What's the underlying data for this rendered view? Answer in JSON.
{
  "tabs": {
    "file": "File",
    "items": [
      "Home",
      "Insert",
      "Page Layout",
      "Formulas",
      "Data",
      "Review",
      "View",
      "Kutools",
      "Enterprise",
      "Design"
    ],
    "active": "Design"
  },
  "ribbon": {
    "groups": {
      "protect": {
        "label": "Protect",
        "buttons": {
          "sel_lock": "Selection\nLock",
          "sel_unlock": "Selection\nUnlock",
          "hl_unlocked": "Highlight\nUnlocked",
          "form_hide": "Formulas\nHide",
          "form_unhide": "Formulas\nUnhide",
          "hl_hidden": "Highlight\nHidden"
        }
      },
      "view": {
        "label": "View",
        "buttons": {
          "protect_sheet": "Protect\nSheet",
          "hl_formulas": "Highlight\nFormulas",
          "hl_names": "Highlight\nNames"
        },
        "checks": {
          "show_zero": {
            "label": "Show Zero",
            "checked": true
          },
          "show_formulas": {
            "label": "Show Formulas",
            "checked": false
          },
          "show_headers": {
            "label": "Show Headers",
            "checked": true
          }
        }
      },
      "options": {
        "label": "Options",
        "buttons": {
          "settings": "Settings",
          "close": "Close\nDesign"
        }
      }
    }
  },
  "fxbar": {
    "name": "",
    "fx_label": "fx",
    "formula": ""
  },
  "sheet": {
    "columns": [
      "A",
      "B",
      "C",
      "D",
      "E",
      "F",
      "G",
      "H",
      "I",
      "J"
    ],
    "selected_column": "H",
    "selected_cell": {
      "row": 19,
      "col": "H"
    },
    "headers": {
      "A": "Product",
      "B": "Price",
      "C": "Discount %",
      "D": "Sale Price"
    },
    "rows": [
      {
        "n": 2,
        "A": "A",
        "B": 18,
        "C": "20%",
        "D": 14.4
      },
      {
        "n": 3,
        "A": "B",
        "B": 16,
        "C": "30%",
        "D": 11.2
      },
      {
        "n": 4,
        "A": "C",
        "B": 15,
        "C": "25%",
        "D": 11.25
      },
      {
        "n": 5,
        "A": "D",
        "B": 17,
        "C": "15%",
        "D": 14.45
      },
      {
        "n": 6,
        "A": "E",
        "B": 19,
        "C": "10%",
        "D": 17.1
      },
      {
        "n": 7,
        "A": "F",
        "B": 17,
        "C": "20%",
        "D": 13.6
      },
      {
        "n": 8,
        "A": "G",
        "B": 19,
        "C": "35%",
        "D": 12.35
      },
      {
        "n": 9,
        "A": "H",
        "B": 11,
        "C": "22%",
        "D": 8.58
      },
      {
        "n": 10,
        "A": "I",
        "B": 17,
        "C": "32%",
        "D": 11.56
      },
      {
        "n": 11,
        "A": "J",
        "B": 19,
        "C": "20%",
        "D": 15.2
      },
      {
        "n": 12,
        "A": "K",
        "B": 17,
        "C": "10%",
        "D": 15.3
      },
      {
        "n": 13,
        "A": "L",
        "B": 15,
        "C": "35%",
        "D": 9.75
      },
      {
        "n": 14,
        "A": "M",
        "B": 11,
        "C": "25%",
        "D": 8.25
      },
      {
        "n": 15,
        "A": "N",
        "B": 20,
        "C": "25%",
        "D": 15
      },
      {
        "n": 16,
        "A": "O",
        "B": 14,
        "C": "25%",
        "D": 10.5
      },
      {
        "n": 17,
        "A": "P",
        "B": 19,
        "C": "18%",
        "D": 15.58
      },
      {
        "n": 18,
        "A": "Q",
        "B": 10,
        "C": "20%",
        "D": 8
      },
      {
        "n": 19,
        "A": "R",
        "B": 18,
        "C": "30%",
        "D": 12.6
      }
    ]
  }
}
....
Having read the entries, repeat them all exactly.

◆ EXERCISE RESULT:
What's the underlying data for this rendered view? Answer in JSON.
{
  "tabs": {
    "file": "File",
    "items": [
      "Home",
      "Insert",
      "Page Layout",
      "Formulas",
      "Data",
      "Review",
      "View",
      "Kutools",
      "Enterprise",
      "Design"
    ],
    "active": "Design"
  },
  "ribbon": {
    "groups": {
      "protect": {
        "label": "Protect",
        "buttons": {
          "sel_lock": "Selection\nLock",
          "sel_unlock": "Selection\nUnlock",
          "hl_unlocked": "Highlight\nUnlocked",
          "form_hide": "Formulas\nHide",
          "form_unhide": "Formulas\nUnhide",
          "hl_hidden": "Highlight\nHidden"
        }
      },
      "view": {
        "label": "View",
        "buttons": {
          "protect_sheet": "Protect\nSheet",
          "hl_formulas": "Highlight\nFormulas",
          "hl_names": "Highlight\nNames"
        },
        "checks": {
          "show_zero": {
            "label": "Show Zero",
            "checked": true
          },
          "show_formulas": {
            "label": "Show Formulas",
            "checked": false
          },
          "show_headers": {
            "label": "Show Headers",
            "checked": true
          }
        }
      },
      "options": {
        "label": "Options",
        "buttons": {
          "settings": "Settings",
          "close": "Close\nDesign"
        }
      }
    }
  },
  "fxbar": {
    "name": "",
    "fx_label": "fx",
    "formula": ""
  },
  "sheet": {
    "columns": [
      "A",
      "B",
      "C",
      "D",
      "E",
      "F",
      "G",
      "H",
      "I",
      "J"
    ],
    "selected_column": "H",
    "selected_cell": {
      "row": 19,
      "col": "H"
    },
    "headers": {
      "A": "Product",
      "B": "Price",
      "C": "Discount %",
      "D": "Sale Price"
    },
    "rows": [
      {
        "n": 2,
        "A": "A",
        "B": 18,
        "C": "20%",
        "D": 14.4
      },
      {
        "n": 3,
        "A": "B",
        "B": 16,
        "C": "30%",
        "D": 11.2
      },
      {
        "n": 4,
        "A": "C",
        "B": 15,
        "C": "25%",
        "D": 11.25
      },
      {
        "n": 5,
        "A": "D",
        "B": 17,
        "C": "15%",
        "D": 14.45
      },
      {
        "n": 6,
        "A": "E",
        "B": 19,
        "C": "10%",
        "D": 17.1
      },
      {
        "n": 7,
        "A": "F",
        "B": 17,
        "C": "20%",
        "D": 13.6
      },
      {
        "n": 8,
        "A": "G",
        "B": 19,
        "C": "35%",
        "D": 12.35
      },
      {
        "n": 9,
        "A": "H",
        "B": 11,
        "C": "22%",
        "D": 8.58
      },
      {
        "n": 10,
        "A": "I",
        "B": 17,
        "C": "32%",
        "D": 11.56
      },
      {
        "n": 11,
        "A": "J",
        "B": 19,
        "C": "20%",
        "D": 15.2
      },
      {
        "n": 12,
        "A": "K",
        "B": 17,
        "C": "10%",
        "D": 15.3
      },
      {
        "n": 13,
        "A": "L",
        "B": 15,
        "C": "35%",
        "D": 9.75
      },
      {
        "n": 14,
        "A": "M",
        "B": 11,
        "C": "25%",
        "D": 8.25
      },
      {
        "n": 15,
        "A": "N",
        "B": 20,
        "C": "25%",
        "D": 15
      },
      {
        "n": 16,
        "A": "O",
        "B": 14,
        "C": "25%",
        "D": 10.5
      },
      {
        "n": 17,
        "A": "P",
        "B": 19,
        "C": "18%",
        "D": 15.58
      },
      {
        "n": 18,
        "A": "Q",
        "B": 10,
        "C": "20%",
        "D": 8
      },
      {
        "n": 19,
        "A": "R",
        "B": 18,
        "C": "30%",
        "D": 12.6
      }
    ]
  }
}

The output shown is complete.